**PROVIDED ENTRIES**
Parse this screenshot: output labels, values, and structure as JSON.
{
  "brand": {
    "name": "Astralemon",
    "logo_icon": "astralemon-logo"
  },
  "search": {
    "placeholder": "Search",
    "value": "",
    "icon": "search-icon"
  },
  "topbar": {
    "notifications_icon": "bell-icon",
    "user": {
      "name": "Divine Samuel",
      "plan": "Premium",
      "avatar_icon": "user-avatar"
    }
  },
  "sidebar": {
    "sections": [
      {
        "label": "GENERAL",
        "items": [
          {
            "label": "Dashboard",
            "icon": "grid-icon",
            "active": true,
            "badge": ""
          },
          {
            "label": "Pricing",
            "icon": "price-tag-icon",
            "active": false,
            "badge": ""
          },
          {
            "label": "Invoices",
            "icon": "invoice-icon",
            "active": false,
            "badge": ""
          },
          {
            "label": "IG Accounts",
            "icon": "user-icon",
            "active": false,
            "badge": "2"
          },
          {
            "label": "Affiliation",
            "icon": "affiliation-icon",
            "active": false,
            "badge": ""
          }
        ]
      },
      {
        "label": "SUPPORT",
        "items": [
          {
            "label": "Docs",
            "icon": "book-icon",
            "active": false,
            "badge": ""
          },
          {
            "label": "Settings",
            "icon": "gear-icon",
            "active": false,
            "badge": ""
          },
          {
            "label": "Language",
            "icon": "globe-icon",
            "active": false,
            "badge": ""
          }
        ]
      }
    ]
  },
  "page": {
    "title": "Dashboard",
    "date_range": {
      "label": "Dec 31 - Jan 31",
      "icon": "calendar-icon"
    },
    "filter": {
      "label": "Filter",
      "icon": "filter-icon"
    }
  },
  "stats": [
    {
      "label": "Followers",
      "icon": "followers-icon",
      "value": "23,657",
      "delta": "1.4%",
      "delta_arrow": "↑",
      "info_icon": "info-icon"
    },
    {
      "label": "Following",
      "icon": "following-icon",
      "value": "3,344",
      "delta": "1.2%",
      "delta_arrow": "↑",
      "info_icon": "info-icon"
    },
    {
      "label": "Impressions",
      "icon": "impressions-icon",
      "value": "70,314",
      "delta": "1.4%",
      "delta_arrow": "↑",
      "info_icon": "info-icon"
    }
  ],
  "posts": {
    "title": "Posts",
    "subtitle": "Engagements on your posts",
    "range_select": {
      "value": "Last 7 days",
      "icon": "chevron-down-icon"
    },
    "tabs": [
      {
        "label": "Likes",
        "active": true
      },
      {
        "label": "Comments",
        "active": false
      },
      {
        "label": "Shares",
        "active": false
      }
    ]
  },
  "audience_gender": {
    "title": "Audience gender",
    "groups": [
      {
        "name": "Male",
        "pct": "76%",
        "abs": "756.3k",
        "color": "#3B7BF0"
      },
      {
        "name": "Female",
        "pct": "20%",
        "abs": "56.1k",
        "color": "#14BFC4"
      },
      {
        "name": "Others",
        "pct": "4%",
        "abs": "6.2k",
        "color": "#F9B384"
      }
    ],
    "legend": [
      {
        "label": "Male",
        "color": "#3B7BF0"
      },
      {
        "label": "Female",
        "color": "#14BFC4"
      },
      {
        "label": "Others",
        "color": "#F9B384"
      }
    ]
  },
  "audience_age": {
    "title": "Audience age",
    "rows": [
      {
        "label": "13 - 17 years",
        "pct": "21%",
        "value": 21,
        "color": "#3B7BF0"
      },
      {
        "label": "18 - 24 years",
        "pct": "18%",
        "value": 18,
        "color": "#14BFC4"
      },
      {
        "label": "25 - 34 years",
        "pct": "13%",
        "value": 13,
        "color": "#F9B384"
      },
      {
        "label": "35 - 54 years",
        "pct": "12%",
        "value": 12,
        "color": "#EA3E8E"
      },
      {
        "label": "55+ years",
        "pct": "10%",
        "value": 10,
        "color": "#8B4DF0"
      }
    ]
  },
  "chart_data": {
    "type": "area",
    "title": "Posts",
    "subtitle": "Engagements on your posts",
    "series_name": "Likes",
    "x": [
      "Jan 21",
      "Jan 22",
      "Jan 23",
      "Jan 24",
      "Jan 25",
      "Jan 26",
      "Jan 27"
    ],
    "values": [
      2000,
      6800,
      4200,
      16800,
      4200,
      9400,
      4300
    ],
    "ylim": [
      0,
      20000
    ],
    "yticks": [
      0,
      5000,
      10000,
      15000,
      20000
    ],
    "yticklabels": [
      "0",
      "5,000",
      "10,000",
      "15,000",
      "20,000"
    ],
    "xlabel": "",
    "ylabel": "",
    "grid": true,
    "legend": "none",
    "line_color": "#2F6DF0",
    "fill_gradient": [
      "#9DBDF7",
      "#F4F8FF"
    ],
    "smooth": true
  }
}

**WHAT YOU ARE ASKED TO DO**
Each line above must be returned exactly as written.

**ANSWER BOX**
Parse this screenshot: output labels, values, and structure as JSON.
{
  "brand": {
    "name": "Astralemon",
    "logo_icon": "astralemon-logo"
  },
  "search": {
    "placeholder": "Search",
    "value": "",
    "icon": "search-icon"
  },
  "topbar": {
    "notifications_icon": "bell-icon",
    "user": {
      "name": "Divine Samuel",
      "plan": "Premium",
      "avatar_icon": "user-avatar"
    }
  },
  "sidebar": {
    "sections": [
      {
        "label": "GENERAL",
        "items": [
          {
            "label": "Dashboard",
            "icon": "grid-icon",
            "active": true,
            "badge": ""
          },
          {
            "label": "Pricing",
            "icon": "price-tag-icon",
            "active": false,
            "badge": ""
          },
          {
            "label": "Invoices",
            "icon": "invoice-icon",
            "active": false,
            "badge": ""
          },
          {
            "label": "IG Accounts",
            "icon": "user-icon",
            "active": false,
            "badge": "2"
          },
          {
            "label": "Affiliation",
            "icon": "affiliation-icon",
            "active": false,
            "badge": ""
          }
        ]
      },
      {
        "label": "SUPPORT",
        "items": [
          {
            "label": "Docs",
            "icon": "book-icon",
            "active": false,
            "badge": ""
          },
          {
            "label": "Settings",
            "icon": "gear-icon",
            "active": false,
            "badge": ""
          },
          {
            "label": "Language",
            "icon": "globe-icon",
            "active": false,
            "badge": ""
          }
        ]
      }
    ]
  },
  "page": {
    "title": "Dashboard",
    "date_range": {
      "label": "Dec 31 - Jan 31",
      "icon": "calendar-icon"
    },
    "filter": {
      "label": "Filter",
      "icon": "filter-icon"
    }
  },
  "stats": [
    {
      "label": "Followers",
      "icon": "followers-icon",
      "value": "23,657",
      "delta": "1.4%",
      "delta_arrow": "↑",
      "info_icon": "info-icon"
    },
    {
      "label": "Following",
      "icon": "following-icon",
      "value": "3,344",
      "delta": "1.2%",
      "delta_arrow": "↑",
      "info_icon": "info-icon"
    },
    {
      "label": "Impressions",
      "icon": "impressions-icon",
      "value": "70,314",
      "delta": "1.4%",
      "delta_arrow": "↑",
      "info_icon": "info-icon"
    }
  ],
  "posts": {
    "title": "Posts",
    "subtitle": "Engagements on your posts",
    "range_select": {
      "value": "Last 7 days",
      "icon": "chevron-down-icon"
    },
    "tabs": [
      {
        "label": "Likes",
        "active": true
      },
      {
        "label": "Comments",
        "active": false
      },
      {
        "label": "Shares",
        "active": false
      }
    ]
  },
  "audience_gender": {
    "title": "Audience gender",
    "groups": [
      {
        "name": "Male",
        "pct": "76%",
        "abs": "756.3k",
        "color": "#3B7BF0"
      },
      {
        "name": "Female",
        "pct": "20%",
        "abs": "56.1k",
        "color": "#14BFC4"
      },
      {
        "name": "Others",
        "pct": "4%",
        "abs": "6.2k",
        "color": "#F9B384"
      }
    ],
    "legend": [
      {
        "label": "Male",
        "color": "#3B7BF0"
      },
      {
        "label": "Female",
        "color": "#14BFC4"
      },
      {
        "label": "Others",
        "color": "#F9B384"
      }
    ]
  },
  "audience_age": {
    "title": "Audience age",
    "rows": [
      {
        "label": "13 - 17 years",
        "pct": "21%",
        "value": 21,
        "color": "#3B7BF0"
      },
      {
        "label": "18 - 24 years",
        "pct": "18%",
        "value": 18,
        "color": "#14BFC4"
      },
      {
        "label": "25 - 34 years",
        "pct": "13%",
        "value": 13,
        "color": "#F9B384"
      },
      {
        "label": "35 - 54 years",
        "pct": "12%",
        "value": 12,
        "color": "#EA3E8E"
      },
      {
        "label": "55+ years",
        "pct": "10%",
        "value": 10,
        "color": "#8B4DF0"
      }
    ]
  },
  "chart_data": {
    "type": "area",
    "title": "Posts",
    "subtitle": "Engagements on your posts",
    "series_name": "Likes",
    "x": [
      "Jan 21",
      "Jan 22",
      "Jan 23",
      "Jan 24",
      "Jan 25",
      "Jan 26",
      "Jan 27"
    ],
    "values": [
      2000,
      6800,
      4200,
      16800,
      4200,
      9400,
      4300
    ],
    "ylim": [
      0,
      20000
    ],
    "yticks": [
      0,
      5000,
      10000,
      15000,
      20000
    ],
    "yticklabels": [
      "0",
      "5,000",
      "10,000",
      "15,000",
      "20,000"
    ],
    "xlabel": "",
    "ylabel": "",
    "grid": true,
    "legend": "none",
    "line_color": "#2F6DF0",
    "fill_gradient": [
      "#9DBDF7",
      "#F4F8FF"
    ],
    "smooth": true
  }
}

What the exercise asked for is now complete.